“We use AI as a basis for personalising a campaign, for example, or we use it as a production tool or creative assistant,” Waplington says. “The best work from AI comes from when it is used collaboratively.”
Without AI, campaigns such as Dove’s “Perfect Mom” (see box) or “The Next Rembrandt” wouldn’t have been possible.
Perhaps a skilled impersonator of the great Dutch masters could have created “the next Rembrandt” based on experience, but the painting wouldn’t have held the same allure because it would have been created by a person who is not Rembrandt. AI is a tool and, by studying and assimilating Rembrandt’s work, it has, in a sense, taken in and recombined the soul of the artist.
Korsten says: “All 80 billion pixels in the painting were Rembrandt pixels. All, at one time or another, painted by Rembrandt. We didn’t truly create something new – we recombined. We tried to get into his skin and his hands and create something he could have created.” Even McCann Worldgroup Japan’s “AI creative director” could not function without human beings. “It cannot direct everything from idea generation to editing,” Shun Matsuzaka, the creative planner behind AI-CD, admits. “It can only give the big creative direction at the very beginning, based on the client’s creative brief.”
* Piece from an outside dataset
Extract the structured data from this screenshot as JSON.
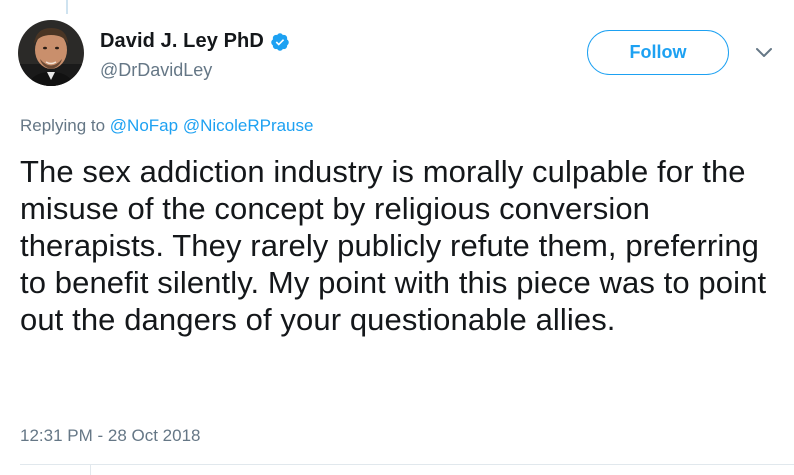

To translate the creative brief, clients were asked to fill in a specific form designed for the algorithm. A human creative team would then manage the production process based on the big idea provided by AI-CD.
While Korsten can’t envisage an AI creative, he can potentially see one as a creative director. “You could feed the machine everything and it could judge on effectiveness,” he says. “As a judging mechanic, I would be interested to see it in action.” Creativity adapting to AI Already, when it comes to online marketing, AI algorithms such as Albert by Adgorithms are capable of rapidly testing different creative combinations and optimising for effectiveness.
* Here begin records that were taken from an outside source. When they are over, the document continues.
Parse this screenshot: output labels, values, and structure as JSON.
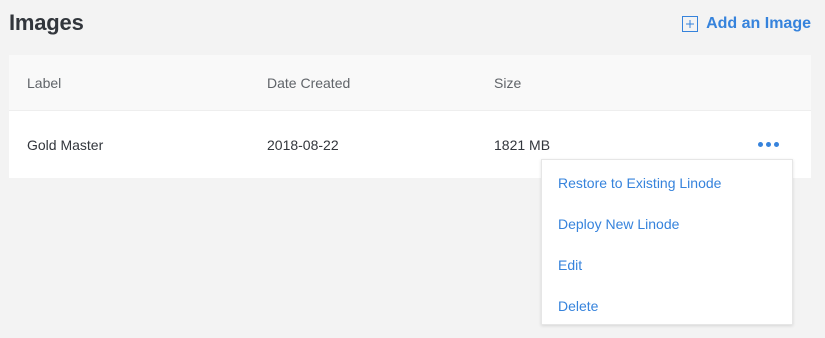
{
  "header": {
    "title": "Images",
    "add_image_label": "Add an Image",
    "add_icon": "plus-square-icon"
  },
  "table": {
    "columns": [
      "Label",
      "Date Created",
      "Size"
    ],
    "rows": [
      {
        "label": "Gold Master",
        "date_created": "2018-08-22",
        "size": "1821 MB"
      }
    ]
  },
  "action_menu": {
    "trigger_icon": "more-horizontal-icon",
    "items": [
      "Restore to Existing Linode",
      "Deploy New Linode",
      "Edit",
      "Delete"
    ]
  },
  "colors": {
    "accent": "#3683dc",
    "background": "#f3f3f3",
    "header_row": "#f9f9f9",
    "text": "#32363c"
  }
}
Courtney Connell, marketing director at Cosabella, an online lingerie company that has replaced its social marketing agency with Albert, says that the technology has completely changed her team’s creative process.
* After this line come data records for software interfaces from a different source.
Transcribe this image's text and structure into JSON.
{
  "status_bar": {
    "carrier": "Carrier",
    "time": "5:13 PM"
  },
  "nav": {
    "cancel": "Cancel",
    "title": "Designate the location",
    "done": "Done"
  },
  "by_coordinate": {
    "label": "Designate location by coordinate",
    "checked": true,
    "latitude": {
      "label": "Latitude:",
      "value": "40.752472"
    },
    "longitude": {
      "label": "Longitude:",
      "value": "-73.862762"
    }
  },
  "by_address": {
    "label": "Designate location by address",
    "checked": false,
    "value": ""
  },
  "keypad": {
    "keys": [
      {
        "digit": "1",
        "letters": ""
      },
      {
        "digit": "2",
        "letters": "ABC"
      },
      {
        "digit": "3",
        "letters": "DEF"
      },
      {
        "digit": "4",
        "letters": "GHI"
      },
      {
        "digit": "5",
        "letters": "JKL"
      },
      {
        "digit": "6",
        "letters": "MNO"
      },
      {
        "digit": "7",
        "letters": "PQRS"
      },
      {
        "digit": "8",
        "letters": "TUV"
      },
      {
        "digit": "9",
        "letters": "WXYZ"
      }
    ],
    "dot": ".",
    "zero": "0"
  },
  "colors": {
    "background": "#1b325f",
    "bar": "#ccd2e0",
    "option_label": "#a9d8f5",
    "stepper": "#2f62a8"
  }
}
She explains: “Instead of giving the AI a set creative focus, we provide different elements. Albert then tests different copy with different photos and spends the first couple of weeks optimising. Once he’s optimised your campaigns, he’ll start to make his own.”
The hardest thing to grasp, Connell says, is that Albert doesn’t view people the way people do: “Humans are far more unsubtle.”
Take, for example, the backlash in China over targeted ads by BMW on WeChat two years ago. Some consumers were outraged at being judged “too poor” to view ads by BMW when the social platform rolled out the ads.
“I would say that humans contaminated the algorithm,” Connell comments. “Humans created those parameters and think they [made] the right decision.”
Albert, she continues, doesn’t base his targeting on anything so crude as demographics or income but “microreactions he notices about a person”, Connell says. “How they interact, what they are clicking on, what they engage with.”
“It’s possible that machines can read human emotions better than humans,” Alastair Green, executive creative director at Publicis agency Team One, observes. His team set out to create a film for the Saatchi & Saatchi New Directors’ Showcase that was shot entirely by AI. The film, “Eclipse”, was screened at Cannes last year alongside 19 others directed by humans.
Green says: “We humans sat back and let the machines do the casting. We had all internalised our favourite
AI- CD: McCann’s ‘AI creative director’ comes up with the big idea
‘Eclipse’: the film was directed by AI technology, which used ‘emotional data and motion’ to make casting decisions
‘The Next Rembrandt’: ‘recombined’ the artist’s work